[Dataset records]
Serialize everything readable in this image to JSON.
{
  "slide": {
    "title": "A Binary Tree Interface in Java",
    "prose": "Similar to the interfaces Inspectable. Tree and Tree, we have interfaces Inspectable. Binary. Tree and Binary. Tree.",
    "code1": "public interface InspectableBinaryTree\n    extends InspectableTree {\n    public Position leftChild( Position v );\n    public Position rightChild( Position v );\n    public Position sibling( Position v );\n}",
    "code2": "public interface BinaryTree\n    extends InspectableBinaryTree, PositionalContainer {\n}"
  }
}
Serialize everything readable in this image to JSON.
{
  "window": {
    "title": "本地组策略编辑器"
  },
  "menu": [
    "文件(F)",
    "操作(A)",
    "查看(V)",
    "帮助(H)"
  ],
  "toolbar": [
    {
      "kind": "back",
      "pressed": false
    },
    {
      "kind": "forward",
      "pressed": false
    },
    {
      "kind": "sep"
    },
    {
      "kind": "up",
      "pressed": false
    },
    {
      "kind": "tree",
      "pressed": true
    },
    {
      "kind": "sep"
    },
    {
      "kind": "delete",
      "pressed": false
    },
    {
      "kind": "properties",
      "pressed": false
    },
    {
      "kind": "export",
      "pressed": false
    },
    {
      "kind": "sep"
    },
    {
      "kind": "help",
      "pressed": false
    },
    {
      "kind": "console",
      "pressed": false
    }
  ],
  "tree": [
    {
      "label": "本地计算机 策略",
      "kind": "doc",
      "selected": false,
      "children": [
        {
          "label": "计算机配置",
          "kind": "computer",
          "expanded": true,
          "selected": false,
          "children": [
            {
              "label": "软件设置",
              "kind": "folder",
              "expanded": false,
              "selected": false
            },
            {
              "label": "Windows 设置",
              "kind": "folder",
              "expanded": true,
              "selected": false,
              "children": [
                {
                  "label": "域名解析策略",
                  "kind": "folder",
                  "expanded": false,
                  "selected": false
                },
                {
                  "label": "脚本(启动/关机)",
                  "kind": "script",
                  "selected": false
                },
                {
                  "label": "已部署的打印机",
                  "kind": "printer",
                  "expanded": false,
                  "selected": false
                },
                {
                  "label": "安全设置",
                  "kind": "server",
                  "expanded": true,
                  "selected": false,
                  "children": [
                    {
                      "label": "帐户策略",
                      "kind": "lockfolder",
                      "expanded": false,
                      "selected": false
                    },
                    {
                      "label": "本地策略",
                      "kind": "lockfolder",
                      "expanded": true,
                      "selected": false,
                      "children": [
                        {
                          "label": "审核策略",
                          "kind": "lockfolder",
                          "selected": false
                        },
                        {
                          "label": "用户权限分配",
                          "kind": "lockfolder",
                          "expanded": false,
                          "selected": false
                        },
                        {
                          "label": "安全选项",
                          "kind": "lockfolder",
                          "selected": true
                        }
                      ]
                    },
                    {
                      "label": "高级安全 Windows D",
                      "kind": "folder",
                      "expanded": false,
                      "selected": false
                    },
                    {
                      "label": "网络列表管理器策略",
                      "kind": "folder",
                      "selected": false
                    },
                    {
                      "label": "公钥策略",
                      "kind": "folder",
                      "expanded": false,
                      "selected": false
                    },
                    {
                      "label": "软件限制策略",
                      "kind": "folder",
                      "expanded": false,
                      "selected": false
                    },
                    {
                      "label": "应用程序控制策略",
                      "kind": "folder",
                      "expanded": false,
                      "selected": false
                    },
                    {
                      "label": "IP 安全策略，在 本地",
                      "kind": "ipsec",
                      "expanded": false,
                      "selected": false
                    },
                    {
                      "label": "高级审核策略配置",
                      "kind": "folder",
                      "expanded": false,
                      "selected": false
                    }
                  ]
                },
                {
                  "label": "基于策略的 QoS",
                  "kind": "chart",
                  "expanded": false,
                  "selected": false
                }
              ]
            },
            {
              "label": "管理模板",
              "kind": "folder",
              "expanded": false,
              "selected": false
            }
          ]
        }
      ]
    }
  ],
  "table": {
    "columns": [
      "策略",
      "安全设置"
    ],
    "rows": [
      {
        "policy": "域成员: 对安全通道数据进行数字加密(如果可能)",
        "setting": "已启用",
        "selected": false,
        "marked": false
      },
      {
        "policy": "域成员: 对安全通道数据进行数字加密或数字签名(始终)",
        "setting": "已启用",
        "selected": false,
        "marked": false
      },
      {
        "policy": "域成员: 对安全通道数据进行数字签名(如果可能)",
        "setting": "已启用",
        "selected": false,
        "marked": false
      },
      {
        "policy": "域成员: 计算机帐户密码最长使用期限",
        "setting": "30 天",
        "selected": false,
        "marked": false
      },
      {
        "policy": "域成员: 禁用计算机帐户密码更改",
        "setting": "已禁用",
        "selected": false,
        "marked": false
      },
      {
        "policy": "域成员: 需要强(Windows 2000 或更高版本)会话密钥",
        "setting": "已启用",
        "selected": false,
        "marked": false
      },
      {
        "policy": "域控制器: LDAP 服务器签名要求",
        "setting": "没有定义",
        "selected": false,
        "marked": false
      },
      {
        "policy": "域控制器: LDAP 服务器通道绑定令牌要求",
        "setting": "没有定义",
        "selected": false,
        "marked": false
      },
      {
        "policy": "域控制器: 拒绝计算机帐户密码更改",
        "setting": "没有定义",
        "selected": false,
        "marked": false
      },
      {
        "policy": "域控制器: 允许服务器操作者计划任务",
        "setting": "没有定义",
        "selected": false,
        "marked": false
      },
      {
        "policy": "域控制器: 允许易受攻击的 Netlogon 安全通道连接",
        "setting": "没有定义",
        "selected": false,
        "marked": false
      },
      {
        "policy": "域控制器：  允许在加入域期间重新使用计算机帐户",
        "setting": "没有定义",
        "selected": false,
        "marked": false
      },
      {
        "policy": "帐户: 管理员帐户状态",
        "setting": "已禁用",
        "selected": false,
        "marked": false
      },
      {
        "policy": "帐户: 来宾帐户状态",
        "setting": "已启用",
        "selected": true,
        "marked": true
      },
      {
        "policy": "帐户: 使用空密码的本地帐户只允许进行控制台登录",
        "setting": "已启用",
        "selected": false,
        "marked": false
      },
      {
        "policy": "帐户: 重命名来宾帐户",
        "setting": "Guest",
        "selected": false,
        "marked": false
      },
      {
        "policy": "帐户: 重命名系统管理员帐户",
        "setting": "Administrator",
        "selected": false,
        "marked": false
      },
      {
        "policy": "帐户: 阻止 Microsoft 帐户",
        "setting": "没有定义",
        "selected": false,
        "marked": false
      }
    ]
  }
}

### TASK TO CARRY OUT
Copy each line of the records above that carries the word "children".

### EXPECTED ANSWER
      "children": [
          "children": [
              "children": [
                  "children": [
                      "children": [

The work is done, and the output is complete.